I always had the feeling that I didn't understand adults and they didn't understand me. We spent a lot of time avoiding conflict with each other. When I grew up I realized that everything I thought about adults was true.
On Life in the Pre-Computer Age
I grew up when there was no TV and no computers. Radio was treasured; we all sat around on Saturday night and listened to the radio. You didn't have all the diversions kids have today. I had a precious commodity: boredom.
On Puns and Playing with Words
Puns I got almost directly from my father. He was a small man, an architect, and he made himself out of nothing and became a good architect. He had a quiet, sly sense of humor Noun 1. sense of humor - the trait of appreciating (and being able to express) the humorous; "she didn't appreciate my humor"; "you can't survive in the army without a sense of humor"
sense of humour, humor, humour . I'd sometimes walk into a room and he'd say, "Aha! I see you're coming early since lately. You used to be behind before but now you're first at last." Day after day he spoke this way. As a kid you don't get it but later you do and you learn to control language in a very creative way. Another influence when I was growing up in the 1930s was the great Marx Brothers Marx Brothers, team of American movie comedians. The members were Julius (1890?–1977), known as Groucho; Arthur (1888?–1964), originally Adolph and known as Harpo; Leonard (1887?–1961), known as Chico; and two other brothers, Milton (Gummo) and . Their films might not make sense the first time you watch, but if you watch four or five times you begin to get it.
I was looking for a way into a different world, like a rabbit hole or the hack of the wardrobe, something that every kid was familiar with. It was a time of highway building, and it seemed to me that almost every kid had been in a car going through a tollbooth. I loved the idea of calling it a "phantom" tollbooth, the juxtaposition of those two words.
On Numbers versus Words
What got me so interested was a book by C.P. Snow in the 1950s about the conflict between humanities and science. At the time, some people studied humanities and others studied science. If you took science, you were considered narrow, but you could take humanities and be considered a well-rounded person; it was very one-sided. It interested me that this had been a conflict all through history. [With Phantom Tollbooth] I was trying to have some fun because each was correct but not right. When things finally get partially resolved and Milo is going back through the tollbooth, the whole argument starts again between the kings, leaving the message that the conflict is endless.
Favorite Childhood Books

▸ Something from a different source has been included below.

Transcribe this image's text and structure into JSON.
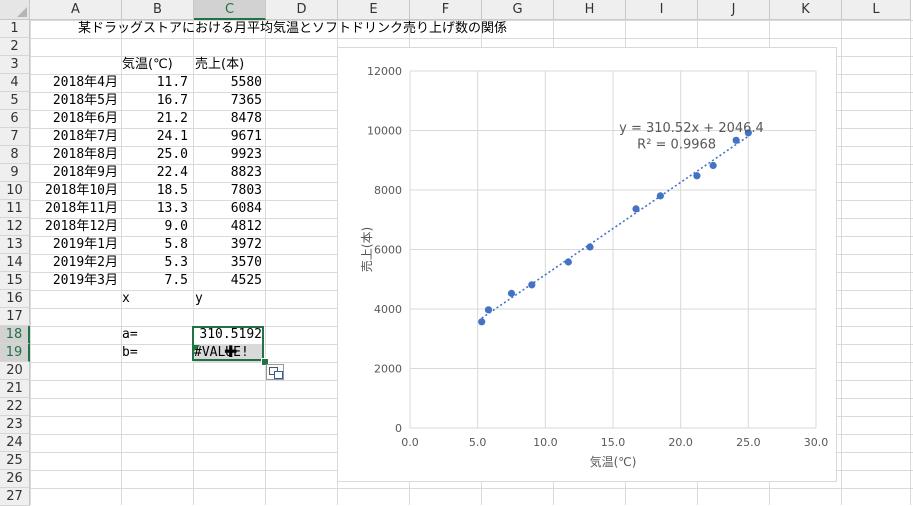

The Oz books by Frank Baum Noun 1. Frank Baum - United States writer of children's books (1856-1919)
Baum, Lyman Frank Brown , and later ones by Ruth Plumy plum·y
adj. plum·i·er, plum·i·est
1. Consisting of or covered with feathers.
2. Resembling a feather or plume. Thompson. They were the first real fantasy, wonderfully imaginative. Also, my family had a shelf of English translations of Russian and Yiddish novels, and when I was 11 or 12, I read I. J. Singer's (the brother of Isaac Bashevis Singer) The Brothers Ashkenazi. It was almost 1,200 pages. I didn't understand a word of what I read, but I read it all the way through. I had never heard language used like this.
Biggest Gripe gripe
To have sharp pains in the bowels.
1. gripes Sharp, spasmodic pains in the bowels.
2. A firm hold; a grasp.
I hate it when teachers say, "That vocabulary is too difficult for children." There are no hard words; there are only words that you don't know yet.
I always had the feeling that I didn't understand adults and they didn't understand me. When I grew up I realized that everything I thought about adults was true.
-- Norton Juster